Former Pittsburgh chief McLay facing pushback as finalist for Seattle job
Former Pittsburgh police chief Cameron McLay is still just a finalist for the top cop job in Seattle, but he is already attracting attention over what some perceive to be a past full of controversy.
McLay is one of three finalists for the job of chief — a group that does not include Seattle's Acting Chief Carmen Best, something that has ignited ire among the community and the police, according to Seattle media.
“Best was considered an obvious choice: Cops like her, the community likes her, and an agreement between those two groups in this city is not easy to find,” Q13 Fox reporter Brandi Kruse said in a report last week .
McLay is being considered for the position along with Deputy Chief of Patrol Eddie Frizell of the Minneapolis Police Department and Assistant Chief Ely Reyes of the Austin Police Department. McLay is the only candidate who has led a large city department.
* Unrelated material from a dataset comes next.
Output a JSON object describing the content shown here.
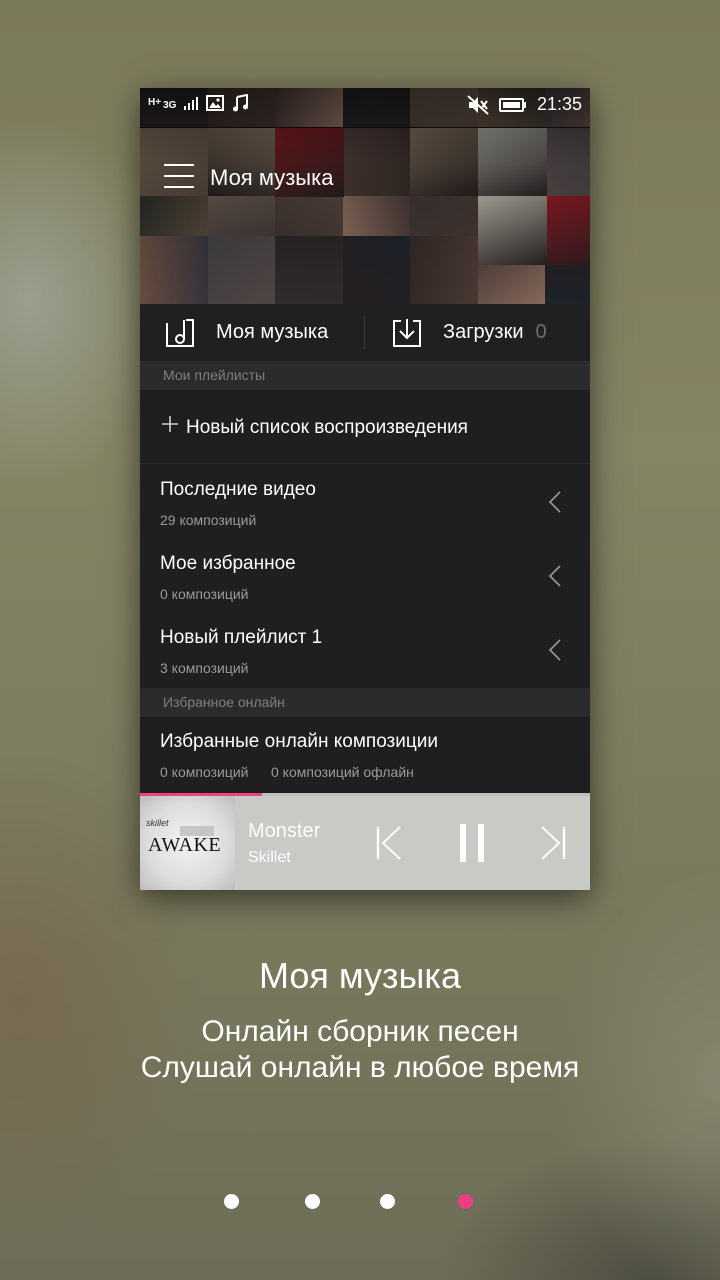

Kruse's report last week called McLay a “lightning rod of controversy,” noting the near-constant friction between the chief and the Pittsburgh police union.
McLay took over the Pittsburgh police in August 2014. He resigned in November 2016, saying it was time to “pass the torch.” The resignation came several weeks after the local Fraternal Order of Police voted they had “no confidence” in McLay's leadership.
The report also noted McLay's admission that he cheated on his recruit exam when joining the Madison, Wis., police in 1985.
Seattle's Community Police Commission has asked city council to postpone any confirmation hearings for the next chief amid “significant community concerns,” including Best's omission from the latest short list of candidates, according to My Northwest .
Best was among the top five finalists but did not make it to the final three. She was the only person of color and only woman among the top five.
According to the Seattle Times , the CPC has hired an independent expert to assess “potential legal issues or issues related to equal employment opportunities in the search process.”
Megan Guza is a Tribune-Review staff writer.